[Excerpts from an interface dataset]

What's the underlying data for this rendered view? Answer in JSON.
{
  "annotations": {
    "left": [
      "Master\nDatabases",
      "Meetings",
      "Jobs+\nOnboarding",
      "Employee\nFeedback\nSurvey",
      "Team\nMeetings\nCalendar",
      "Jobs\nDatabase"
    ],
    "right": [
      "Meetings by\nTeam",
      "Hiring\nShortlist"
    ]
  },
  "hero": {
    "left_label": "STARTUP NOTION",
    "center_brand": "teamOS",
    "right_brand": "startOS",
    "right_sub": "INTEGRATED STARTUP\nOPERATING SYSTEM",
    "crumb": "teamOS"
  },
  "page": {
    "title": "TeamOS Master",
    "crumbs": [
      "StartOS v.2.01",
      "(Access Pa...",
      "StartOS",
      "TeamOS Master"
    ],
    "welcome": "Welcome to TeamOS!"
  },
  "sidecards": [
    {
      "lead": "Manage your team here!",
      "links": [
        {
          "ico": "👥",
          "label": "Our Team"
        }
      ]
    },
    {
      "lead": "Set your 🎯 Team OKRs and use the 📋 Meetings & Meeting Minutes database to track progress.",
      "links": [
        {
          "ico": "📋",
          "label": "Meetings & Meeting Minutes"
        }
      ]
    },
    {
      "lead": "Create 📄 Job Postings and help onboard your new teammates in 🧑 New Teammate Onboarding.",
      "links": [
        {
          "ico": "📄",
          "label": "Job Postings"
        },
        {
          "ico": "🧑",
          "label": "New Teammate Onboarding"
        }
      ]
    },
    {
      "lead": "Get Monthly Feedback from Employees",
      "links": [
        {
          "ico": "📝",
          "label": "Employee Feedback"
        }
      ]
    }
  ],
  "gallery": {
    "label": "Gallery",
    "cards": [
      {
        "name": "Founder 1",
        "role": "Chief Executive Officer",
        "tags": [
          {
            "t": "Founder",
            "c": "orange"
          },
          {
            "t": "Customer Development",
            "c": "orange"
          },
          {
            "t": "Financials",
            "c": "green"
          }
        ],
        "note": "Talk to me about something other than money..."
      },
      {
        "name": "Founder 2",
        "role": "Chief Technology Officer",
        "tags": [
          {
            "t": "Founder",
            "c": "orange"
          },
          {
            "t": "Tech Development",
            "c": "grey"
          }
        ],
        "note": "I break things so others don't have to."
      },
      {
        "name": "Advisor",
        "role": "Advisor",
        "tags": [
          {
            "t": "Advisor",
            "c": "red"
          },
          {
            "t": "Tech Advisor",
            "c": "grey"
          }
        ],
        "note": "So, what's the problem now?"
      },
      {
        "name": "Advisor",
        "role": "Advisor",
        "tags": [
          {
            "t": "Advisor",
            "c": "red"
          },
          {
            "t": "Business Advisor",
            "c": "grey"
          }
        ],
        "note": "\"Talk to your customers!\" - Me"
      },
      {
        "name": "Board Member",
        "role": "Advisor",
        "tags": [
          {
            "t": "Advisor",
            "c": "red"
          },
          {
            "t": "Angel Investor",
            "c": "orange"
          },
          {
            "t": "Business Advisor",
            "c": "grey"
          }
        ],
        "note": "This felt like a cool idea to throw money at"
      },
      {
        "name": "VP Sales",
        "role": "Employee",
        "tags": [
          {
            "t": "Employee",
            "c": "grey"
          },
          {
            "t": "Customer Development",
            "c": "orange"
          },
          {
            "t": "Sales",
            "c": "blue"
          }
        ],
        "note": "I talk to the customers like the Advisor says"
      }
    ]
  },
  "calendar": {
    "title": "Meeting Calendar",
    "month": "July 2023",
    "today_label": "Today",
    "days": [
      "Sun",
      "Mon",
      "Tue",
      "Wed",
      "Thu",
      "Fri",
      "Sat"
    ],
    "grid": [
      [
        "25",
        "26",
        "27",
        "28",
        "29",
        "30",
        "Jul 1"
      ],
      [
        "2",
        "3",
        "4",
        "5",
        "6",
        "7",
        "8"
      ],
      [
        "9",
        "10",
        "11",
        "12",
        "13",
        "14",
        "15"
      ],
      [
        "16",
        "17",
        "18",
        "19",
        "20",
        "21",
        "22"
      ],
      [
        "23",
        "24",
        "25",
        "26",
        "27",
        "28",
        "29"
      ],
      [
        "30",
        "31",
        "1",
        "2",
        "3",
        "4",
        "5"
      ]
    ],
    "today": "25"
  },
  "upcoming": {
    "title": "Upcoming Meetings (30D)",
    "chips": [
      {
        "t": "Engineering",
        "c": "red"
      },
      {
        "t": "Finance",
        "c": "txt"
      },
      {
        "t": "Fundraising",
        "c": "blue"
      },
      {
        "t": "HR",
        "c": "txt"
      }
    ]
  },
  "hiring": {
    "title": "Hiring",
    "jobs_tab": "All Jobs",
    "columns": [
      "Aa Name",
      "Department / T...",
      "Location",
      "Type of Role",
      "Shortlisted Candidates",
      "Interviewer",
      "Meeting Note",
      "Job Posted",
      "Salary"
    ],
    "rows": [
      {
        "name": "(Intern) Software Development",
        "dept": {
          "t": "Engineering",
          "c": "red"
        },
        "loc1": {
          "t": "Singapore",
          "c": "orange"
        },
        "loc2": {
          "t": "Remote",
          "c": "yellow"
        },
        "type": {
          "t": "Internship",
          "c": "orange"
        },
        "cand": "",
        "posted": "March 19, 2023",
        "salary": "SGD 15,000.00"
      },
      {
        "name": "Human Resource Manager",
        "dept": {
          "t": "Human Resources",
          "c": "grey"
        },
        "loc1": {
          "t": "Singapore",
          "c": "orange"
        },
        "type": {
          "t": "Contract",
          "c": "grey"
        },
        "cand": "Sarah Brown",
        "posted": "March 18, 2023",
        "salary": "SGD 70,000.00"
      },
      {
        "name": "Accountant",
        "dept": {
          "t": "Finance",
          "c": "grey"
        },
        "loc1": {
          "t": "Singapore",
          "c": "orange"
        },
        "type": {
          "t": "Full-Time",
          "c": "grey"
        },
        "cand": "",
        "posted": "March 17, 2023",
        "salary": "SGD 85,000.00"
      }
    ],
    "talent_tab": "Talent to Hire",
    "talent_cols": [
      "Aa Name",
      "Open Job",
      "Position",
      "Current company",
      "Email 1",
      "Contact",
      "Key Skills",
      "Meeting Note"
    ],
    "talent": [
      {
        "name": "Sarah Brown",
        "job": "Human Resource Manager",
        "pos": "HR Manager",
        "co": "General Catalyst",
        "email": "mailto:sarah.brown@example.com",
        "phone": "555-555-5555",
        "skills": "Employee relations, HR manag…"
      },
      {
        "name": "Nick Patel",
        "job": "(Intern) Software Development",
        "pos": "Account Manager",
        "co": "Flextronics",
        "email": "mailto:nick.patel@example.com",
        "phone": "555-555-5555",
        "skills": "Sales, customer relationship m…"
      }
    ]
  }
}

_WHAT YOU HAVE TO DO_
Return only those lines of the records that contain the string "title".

_FINISHED TASK_
    "title": "TeamOS Master",
    "title": "Meeting Calendar",
    "title": "Upcoming Meetings (30D)",
    "title": "Hiring",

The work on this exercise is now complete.